by Robert Jensen
The evening of Sept. 11, I wrote an essay that ended with a plea that "the insanity stop here," that the brutal act of terrorism not spark more terrorism, theirs or ours.
But the insanity didn't stop.
Instead, the Bush administration cynically manipulated people's grief and rage to unleash an unlimited war against endless enemies, which has made the world more dangerous and the American people less secure in any land, home or abroad.
A year later, it's clear the so-called "war on terrorism" is primarily a war to project U.S power around the world. Its goal is to extend and deepen U.S. control, especially in the energy-rich Middle East and Central Asia. Ordinary people have not benefited, and will not benefit, from this war or the economics that drive it.
The antiwar movement argued from the start that conventional war could not produce security from terrorism, and we were right. Administration officials this summer acknowledged that the attack on Afghanistan didn't significantly diminish the terrorist threat and may have complicated counterterrorism efforts by dispersing potential attackers.
Those of us who criticized the mad rush to war also suggested the Bush administration would use terrorism as a pretext to justify a wider war; again, we were right. Officials have floundered trying to justify an attack on Iraq with claims about Iraqi connections to al-Qaida or other terrorist networks that are so unconvincing they have largely been abandoned.
Claims about Iraq's alleged weapons of mass destruction are more plausible, but riddled with inconsistencies. Iraq may have developed, or be developing, limited biological or chemical weapons programs, but no one has offered proof or a scenario in which Iraq might use them, except in the case of a U.S. attack. And the Bush administration has repeatedly announced that it won't be satisfied with renewed weapons inspections and is determined to topple the Saddam Hussein regime, destroying hopes for the diplomacy needed for multilateral regional arms control.

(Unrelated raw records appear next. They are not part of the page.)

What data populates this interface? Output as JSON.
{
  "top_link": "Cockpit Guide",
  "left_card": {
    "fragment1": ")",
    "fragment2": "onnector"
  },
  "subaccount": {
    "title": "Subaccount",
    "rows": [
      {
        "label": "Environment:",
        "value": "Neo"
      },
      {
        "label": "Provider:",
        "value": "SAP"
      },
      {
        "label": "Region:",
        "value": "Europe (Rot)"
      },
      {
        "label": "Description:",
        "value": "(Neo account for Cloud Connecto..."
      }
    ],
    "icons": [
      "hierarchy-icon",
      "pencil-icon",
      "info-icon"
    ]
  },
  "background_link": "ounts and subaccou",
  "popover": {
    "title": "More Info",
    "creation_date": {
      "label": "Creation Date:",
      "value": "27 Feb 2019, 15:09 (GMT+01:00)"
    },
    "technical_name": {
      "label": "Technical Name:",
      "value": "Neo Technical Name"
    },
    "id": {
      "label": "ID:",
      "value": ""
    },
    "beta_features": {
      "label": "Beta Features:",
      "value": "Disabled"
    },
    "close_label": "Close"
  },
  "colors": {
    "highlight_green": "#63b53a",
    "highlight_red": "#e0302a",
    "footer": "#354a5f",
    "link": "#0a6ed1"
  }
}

Bush's talk of democracy in Afghanistan or Iraq is a bad joke. U.S. manipulation of the political process in Afghanistan to install a handpicked puppet, Hamid Karzai (now being guarded by U.S. troops and agents to protect him from his own people), was barely concealed. In Iraq, "democracy" will be acceptable to the Bush administration so long as a democratic process produces a similarly pliant leader.
These failed attempts to build a case for war only highlight what has long been clear: The war in Afghanistan and a possible war in Iraq are about U.S. dominance, at two levels. The first involves the specific resources of those regions. In the case of Afghanistan, the concern is pipelines to carry the oil and natural gas of the Caspian region to deep-water ports. In Iraq, it's about controlling the country with the world's second-largest oil reserves.
Beyond those direct interests, the logic of empire requires violence on this scale; when challenged, imperial powers strike back to maintain credibility and extend control. U.S. control is through mechanisms different from Rome or Britain in their imperial phases, but there can be no doubt that we are an empire.
Much of the world is frightened by these imperial ambitions. A friend traveling in Europe reports back that people talk of their fear of America's militarism. Politicians in allied nations are questioning, or openly repudiating, American war plans.
The task for U.S. citizens is clear: We must ensure that the U.S. empire is the first empire dismantled from within, through progressive political movements that reject world dominance that perpetuates inequality in favor of our place in a world struggling for justice and peace.
On Sept. 11, we got a glimpse of what it might look like if the empire is taken down from the outside.
Today we still have a choice. We can learn from history and step back from empire, or suffer the fate that history makes clear lies down the imperial path.
We still have time to turn away from empire and toward democracy, away from unilateralism toward engagement, away from hoarding power and toward seeking peace.
We still have time to demand of our government that the insanity stop here.
Robert Jensen, an associate professor of journalism at the University of Texas at Austin, is the author of Writing Dissent: Taking Radical Ideas from the Margins to the Mainstream and a member of the Nowar Collective. Email: firstname.lastname@example.org. Other articles are available at http://uts.cc.utexas.edu/~rjensen/home.htm.